By Matthews, Owen
Newsweek International , Vol. 154, No. 14
Byline: Owen Matthews
Why Dmitry Medvedev will fail.
It's hard to see Dmitry Medvedev as a tragic figure. Russia's president is, at least in theory, one of the world's most powerful men. His demeanor is cheerful; his speeches are refreshingly liberal and increasingly bold in criticizing the new Russian state. But his vision will go nowhere as long as his predecessor, Vladimir Putin, remains the real power in the land.
Consider Medvedev's latest proposals. Published earlier this month on the president's personal blog, the manifesto calls for overhauling Russia's "terrible" and "dysfunctional" economy by weaning it away from its dependence on energy and metals. Medvedev wants to close down unproductive single-industry towns that churn out products no one wants, to create a new tech sector and to invest more in education, to cut bureaucracy, and to encourage Russians to start small businesses, which have been crushed by bribe-taking and regulation. "We spent the 1990s trying to survive, then we spent much of the last decade achieving stability," Medvedev told a foreign audience recently. "Now we have to dismantle the legacy of our 'beloved' Soviet past."
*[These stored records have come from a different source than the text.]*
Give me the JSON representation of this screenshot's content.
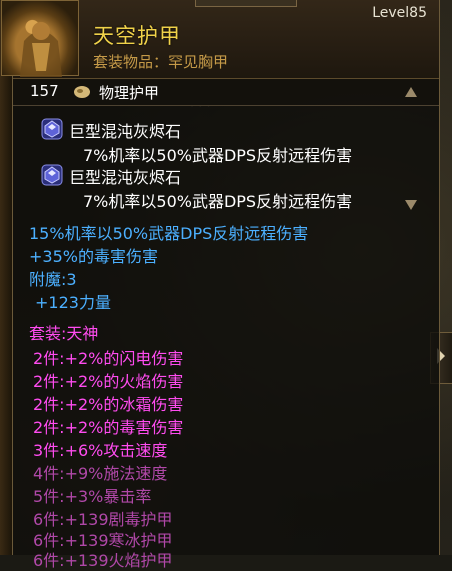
{
  "item": {
    "name": "天空护甲",
    "type": "套装物品：罕见胸甲",
    "level": "Level85"
  },
  "armor": {
    "value": "157",
    "label": "物理护甲"
  },
  "gems": [
    {
      "name": "巨型混沌灰烬石",
      "effect": "7%机率以50%武器DPS反射远程伤害"
    },
    {
      "name": "巨型混沌灰烬石",
      "effect": "7%机率以50%武器DPS反射远程伤害"
    }
  ],
  "properties": {
    "p1": "15%机率以50%武器DPS反射远程伤害",
    "p2": "+35%的毒害伤害",
    "enchant_label": "附魔:3",
    "enchant_value": "+123力量"
  },
  "set": {
    "title": "套装:天神",
    "bonuses": [
      "2件:+2%的闪电伤害",
      "2件:+2%的火焰伤害",
      "2件:+2%的冰霜伤害",
      "2件:+2%的毒害伤害",
      "3件:+6%攻击速度",
      "4件:+9%施法速度",
      "5件:+3%暴击率",
      "6件:+139剧毒护甲",
      "6件:+139寒冰护甲",
      "6件:+139火焰护甲"
    ]
  },
  "colors": {
    "name_gold": "#f0d24a",
    "type_brown": "#c59a48",
    "magic_blue": "#4cb0ff",
    "set_active": "#ff4cf0",
    "set_inactive": "#b048a8"
  }
}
It all sounds good. But it was all undermined by the fact that, just one day before the blog post appeared, Putin strongly hinted that he intends to return to the presidency at the next election in 2012. "[Medvedev and I] will make that decision together," Putin said. "We are of one blood." In the coded language of modern Russian politics, the message--that Medvedev is little more than a temporary stand-in--was loud and clear.
Putin's return will undermine all of Medvedev's radical proposals, from his economic ideas to his earlier plan to reform Russia's rotten justice and law-enforcement systems. That's because many of Russia's problems today are of Putin's own making. During his two terms in office, Russia's bureaucracy doubled in size, while according to Transparency International, the size of the "bribe economy" increased 10-fold. The bureaucracy became the business elite as the state--from the Kremlin to provincial governors and even local policemen--swallowed up private businesses. …